🚩#1 NO CONTRACT/DEPOSIT📃 The reason why all wedding vendors ask for a signed contract and some type of financial commitment or reservation fee is to protect both parties. A contract gives a wedding couple a guarantee that the DJ will perform at their wedding on the agreed date and for the agreed price. The deposit allows the DJ to have financial compensation for making such a commitment and acts as collateral in case of cancellation. Without a contract and financial commitment, a DJ can back out of the wedding last minute, change their price, or even skip the wedding altogether. This is a common occurrence, happening on a weekly basis.
🚩#2 KNOW WHO YOU ARE GETTING 🥷 Make sure the person you are communicating with is the same person who will be DJing your wedding. Do not hire a company that assigns a DJ at the last minute based on who is available.

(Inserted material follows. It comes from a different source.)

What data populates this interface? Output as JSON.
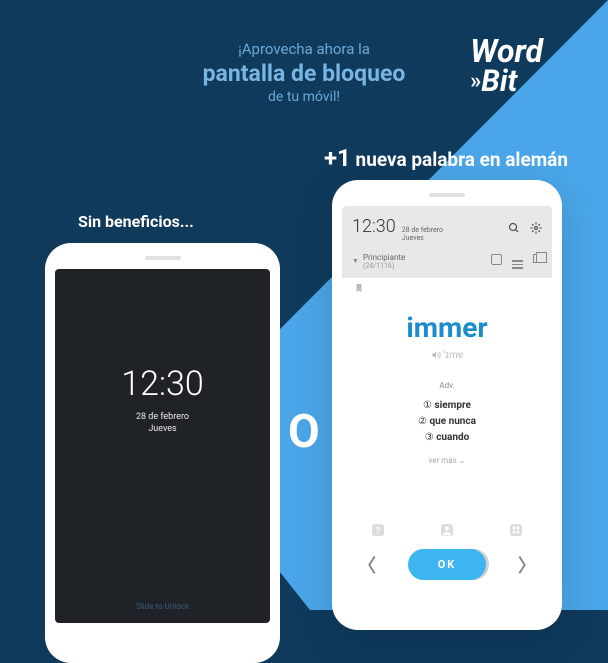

Weddings are a huge milestone event that require communication and years of planning. Some DJ companies may have a nice website, mixes, pictures, and videos, but these are usually not made or performed by the DJ you will actually get for your wedding. These companies may book every wedding that comes their way, sometimes without having any available DJs, and then sublet your event to the cheapest DJ they can find, while keeping a big cut of the profits. This is borderline criminal. When shopping for a DJ company, make sure all their DJs are listed on their website and that you can communicate with the same DJ who will perform at your wedding, not an impostor picked by a company with no integrity.
🚩#3 BAD COMMUNICATOR 🤐 This is one of the easiest issues to spot. A DJ who is really bad at returning emails or calls is a red flag. In an age where everyone has a smartphone and most people check it regularly, there is no excuse for not having the decency to return an email or call. Even during the weekend, a DJ should be able to email or text back and say, "Sorry, I am currently working an event, but I will get back to you first thing Monday."
🚩#4 GHOST DJS 👻 This is a DJ who claims to be a DJ, but has very little to no online presence. No website, no business page on social media, and may even have a generic email ending with Gmail or Yahoo. These people claim they don't need a website or professional social media account and always have an excuse for why they can't provide videos of their weddings or mixes to show their abilities. Stay away from sketchballs like this.
🚩#5 SOMETHING DOESN'T ADD UP 🧐 Did the DJ you just interviewed say they had 20 years of experience doing thousands of weddings, but only have 12 reviews? Did your DJ mention how they specialize in weddings, but all you see on their social media is pictures of them doing trivia or karaoke? Did the DJ advertise how they pack dancefloors, but all they show is videos of people doing the Cha Cha Slide or other group dances? Were the reviews on Weddingwire (or other review sites) very vague and generic (not using their name or just saying that they were great, but not specifically mentioning what they did that was so great)? If so, something doesn't add up.